to emulate branches, then there are some significant downsides to this
approach when compared with SCM systems which do offer support for
> A lot of people do not agree with you. I've seen branches
> used as long-term development vehicles (think years), with only
> cherry-picked merges coming in from or going back to trunk. This does
> not match the definition of "use once and discard" that you are
You've missed the point. It's irrelevant if some development branches
last for ages. The point is that when a SCM system does support
branching, it doesn't matter if you organize your workflow based on
development branches that last for ages or are only transient, because
that SCM system does offer support for both of those approaches. With
subversion, as it doesn't support branching, then you are only able to
simulate them by making copies of the trunk and moving them around your
repository, and although that approach doesn't cause any major problems
if all your branches will be eternally worked on, it becomes a problem
with transient branches such as those which are used in the feature
> Subversion was designed as a versioned file system, in response to the
> shortcomings of CVS; concepts like branching and tagging have always
> been naming conventions built on top of that (later, merge tracking was
> added to assist branching). If you go back and look at the archives of
> this list, you will see this quite clearly. "trunk", "branches", and
> "tags" are simply naming conventions.
I've been saying that from the start, and I've received some unfortunate
replies for doing so.
> People don't even need to follow
> those, as has been noted time and again. This gives people a lot of
> flexibility, which they quite naturally use.
That isn't being disputed.
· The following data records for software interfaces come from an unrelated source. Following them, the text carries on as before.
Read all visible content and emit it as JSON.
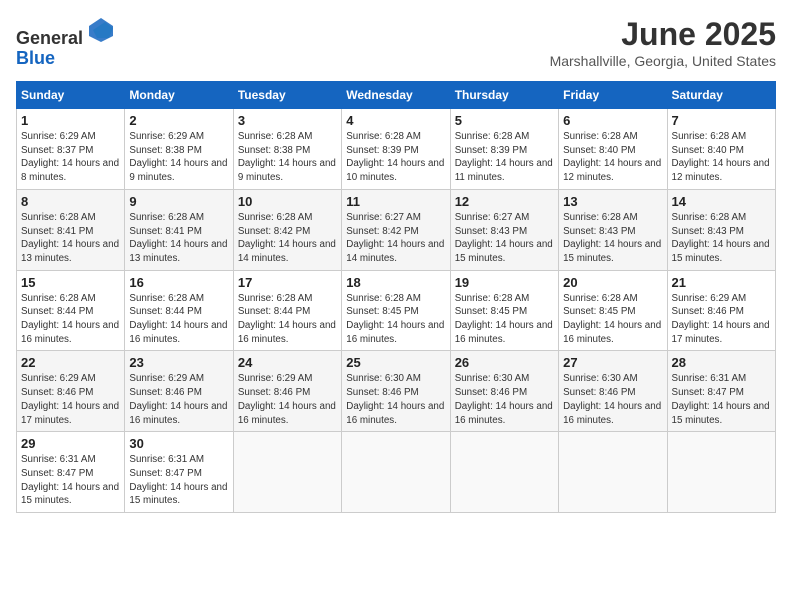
{
  "header": {
    "logo_line1": "General",
    "logo_line2": "Blue",
    "month_title": "June 2025",
    "location": "Marshallville, Georgia, United States"
  },
  "weekdays": [
    "Sunday",
    "Monday",
    "Tuesday",
    "Wednesday",
    "Thursday",
    "Friday",
    "Saturday"
  ],
  "weeks": [
    [
      {
        "day": "1",
        "sunrise": "Sunrise: 6:29 AM",
        "sunset": "Sunset: 8:37 PM",
        "daylight": "Daylight: 14 hours and 8 minutes."
      },
      {
        "day": "2",
        "sunrise": "Sunrise: 6:29 AM",
        "sunset": "Sunset: 8:38 PM",
        "daylight": "Daylight: 14 hours and 9 minutes."
      },
      {
        "day": "3",
        "sunrise": "Sunrise: 6:28 AM",
        "sunset": "Sunset: 8:38 PM",
        "daylight": "Daylight: 14 hours and 9 minutes."
      },
      {
        "day": "4",
        "sunrise": "Sunrise: 6:28 AM",
        "sunset": "Sunset: 8:39 PM",
        "daylight": "Daylight: 14 hours and 10 minutes."
      },
      {
        "day": "5",
        "sunrise": "Sunrise: 6:28 AM",
        "sunset": "Sunset: 8:39 PM",
        "daylight": "Daylight: 14 hours and 11 minutes."
      },
      {
        "day": "6",
        "sunrise": "Sunrise: 6:28 AM",
        "sunset": "Sunset: 8:40 PM",
        "daylight": "Daylight: 14 hours and 12 minutes."
      },
      {
        "day": "7",
        "sunrise": "Sunrise: 6:28 AM",
        "sunset": "Sunset: 8:40 PM",
        "daylight": "Daylight: 14 hours and 12 minutes."
      }
    ],
    [
      {
        "day": "8",
        "sunrise": "Sunrise: 6:28 AM",
        "sunset": "Sunset: 8:41 PM",
        "daylight": "Daylight: 14 hours and 13 minutes."
      },
      {
        "day": "9",
        "sunrise": "Sunrise: 6:28 AM",
        "sunset": "Sunset: 8:41 PM",
        "daylight": "Daylight: 14 hours and 13 minutes."
      },
      {
        "day": "10",
        "sunrise": "Sunrise: 6:28 AM",
        "sunset": "Sunset: 8:42 PM",
        "daylight": "Daylight: 14 hours and 14 minutes."
      },
      {
        "day": "11",
        "sunrise": "Sunrise: 6:27 AM",
        "sunset": "Sunset: 8:42 PM",
        "daylight": "Daylight: 14 hours and 14 minutes."
      },
      {
        "day": "12",
        "sunrise": "Sunrise: 6:27 AM",
        "sunset": "Sunset: 8:43 PM",
        "daylight": "Daylight: 14 hours and 15 minutes."
      },
      {
        "day": "13",
        "sunrise": "Sunrise: 6:28 AM",
        "sunset": "Sunset: 8:43 PM",
        "daylight": "Daylight: 14 hours and 15 minutes."
      },
      {
        "day": "14",
        "sunrise": "Sunrise: 6:28 AM",
        "sunset": "Sunset: 8:43 PM",
        "daylight": "Daylight: 14 hours and 15 minutes."
      }
    ],
    [
      {
        "day": "15",
        "sunrise": "Sunrise: 6:28 AM",
        "sunset": "Sunset: 8:44 PM",
        "daylight": "Daylight: 14 hours and 16 minutes."
      },
      {
        "day": "16",
        "sunrise": "Sunrise: 6:28 AM",
        "sunset": "Sunset: 8:44 PM",
        "daylight": "Daylight: 14 hours and 16 minutes."
      },
      {
        "day": "17",
        "sunrise": "Sunrise: 6:28 AM",
        "sunset": "Sunset: 8:44 PM",
        "daylight": "Daylight: 14 hours and 16 minutes."
      },
      {
        "day": "18",
        "sunrise": "Sunrise: 6:28 AM",
        "sunset": "Sunset: 8:45 PM",
        "daylight": "Daylight: 14 hours and 16 minutes."
      },
      {
        "day": "19",
        "sunrise": "Sunrise: 6:28 AM",
        "sunset": "Sunset: 8:45 PM",
        "daylight": "Daylight: 14 hours and 16 minutes."
      },
      {
        "day": "20",
        "sunrise": "Sunrise: 6:28 AM",
        "sunset": "Sunset: 8:45 PM",
        "daylight": "Daylight: 14 hours and 16 minutes."
      },
      {
        "day": "21",
        "sunrise": "Sunrise: 6:29 AM",
        "sunset": "Sunset: 8:46 PM",
        "daylight": "Daylight: 14 hours and 17 minutes."
      }
    ],
    [
      {
        "day": "22",
        "sunrise": "Sunrise: 6:29 AM",
        "sunset": "Sunset: 8:46 PM",
        "daylight": "Daylight: 14 hours and 17 minutes."
      },
      {
        "day": "23",
        "sunrise": "Sunrise: 6:29 AM",
        "sunset": "Sunset: 8:46 PM",
        "daylight": "Daylight: 14 hours and 16 minutes."
      },
      {
        "day": "24",
        "sunrise": "Sunrise: 6:29 AM",
        "sunset": "Sunset: 8:46 PM",
        "daylight": "Daylight: 14 hours and 16 minutes."
      },
      {
        "day": "25",
        "sunrise": "Sunrise: 6:30 AM",
        "sunset": "Sunset: 8:46 PM",
        "daylight": "Daylight: 14 hours and 16 minutes."
      },
      {
        "day": "26",
        "sunrise": "Sunrise: 6:30 AM",
        "sunset": "Sunset: 8:46 PM",
        "daylight": "Daylight: 14 hours and 16 minutes."
      },
      {
        "day": "27",
        "sunrise": "Sunrise: 6:30 AM",
        "sunset": "Sunset: 8:46 PM",
        "daylight": "Daylight: 14 hours and 16 minutes."
      },
      {
        "day": "28",
        "sunrise": "Sunrise: 6:31 AM",
        "sunset": "Sunset: 8:47 PM",
        "daylight": "Daylight: 14 hours and 15 minutes."
      }
    ],
    [
      {
        "day": "29",
        "sunrise": "Sunrise: 6:31 AM",
        "sunset": "Sunset: 8:47 PM",
        "daylight": "Daylight: 14 hours and 15 minutes."
      },
      {
        "day": "30",
        "sunrise": "Sunrise: 6:31 AM",
        "sunset": "Sunset: 8:47 PM",
        "daylight": "Daylight: 14 hours and 15 minutes."
      },
      null,
      null,
      null,
      null,
      null
    ]
  ]
}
What has been stated, and stated repeatedly,
is that it would be even better if subversion actually offered support
> And yes, ordinary file systems do support branching and tagging. I've
> seen it done. It's expensive, but it works.
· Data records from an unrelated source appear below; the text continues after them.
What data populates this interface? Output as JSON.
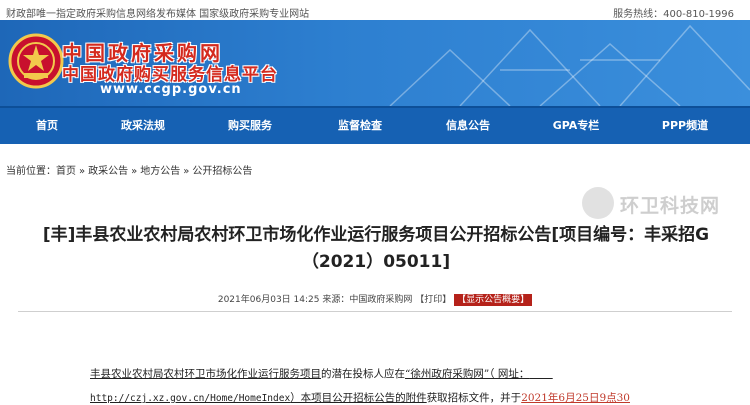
{
  "topbar": {
    "left_text": "财政部唯一指定政府采购信息网络发布媒体 国家级政府采购专业网站",
    "hotline": "服务热线：400-810-1996"
  },
  "banner": {
    "title_cn": "中国政府采购网",
    "subtitle_cn": "中国政府购买服务信息平台",
    "url": "www.ccgp.gov.cn"
  },
  "nav": {
    "items": [
      "首页",
      "政采法规",
      "购买服务",
      "监督检查",
      "信息公告",
      "GPA专栏",
      "PPP频道"
    ]
  },
  "breadcrumb": {
    "label": "当前位置：",
    "items": [
      "首页",
      "政采公告",
      "地方公告",
      "公开招标公告"
    ],
    "separator": "»"
  },
  "watermark": {
    "text": "环卫科技网"
  },
  "article": {
    "title": "[丰]丰县农业农村局农村环卫市场化作业运行服务项目公开招标公告[项目编号：丰采招G（2021）05011]",
    "date": "2021年06月03日 14:25",
    "source": "来源：中国政府采购网",
    "print_label": "【打印】",
    "toggle_label": "【显示公告概要】",
    "para1": {
      "a": "丰县农业农村局农村环卫市场化作业运行服务项目",
      "b": "的潜在投标人应在",
      "c": "“徐州政府采购网”（ 网址：",
      "d": "       "
    },
    "para2": {
      "a": "http://czj.xz.gov.cn/Home/HomeIndex",
      "b": "）本项目公开招标公告的附件",
      "c": "获取招标文件，并于",
      "d": "2021年6月25日9点30"
    }
  },
  "colors": {
    "nav_bg": "#1661b3",
    "banner": "#2d7fd0",
    "accent_red": "#c0392b"
  }
}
> If you want Subversion to be extended in a particular way, learn its
> internals and write a spec which comprehends the internals and current
> usage. Maybe then someone will be inclined to work on it. Better yet,
> offer help. This is a community project, after all, and what better way
> to be a member of the community than to help? Right now you are not.
As you may understand, not everyone has a lot of time to spend on side
projects, and when they do then there's the problem of attaining the
insight and technical know-how to do so.
In spite of that, I don't believe that not being able to spend time
contributing to a project justifies declaring a specific suggestion to
be tabu. Forbidding anyone from, or attacking them for mentioning a
downside or a shortcoming doesn't make it go away, and doesn't make the
project any better than what it already is. What does contribute to its
improvement is providing suggestions on ways to improve it, such as
suggesting that implementing a sorely missed feature would be a
significant improvement. Do you agree?
Received on 2013-05-18 21:02:15 CEST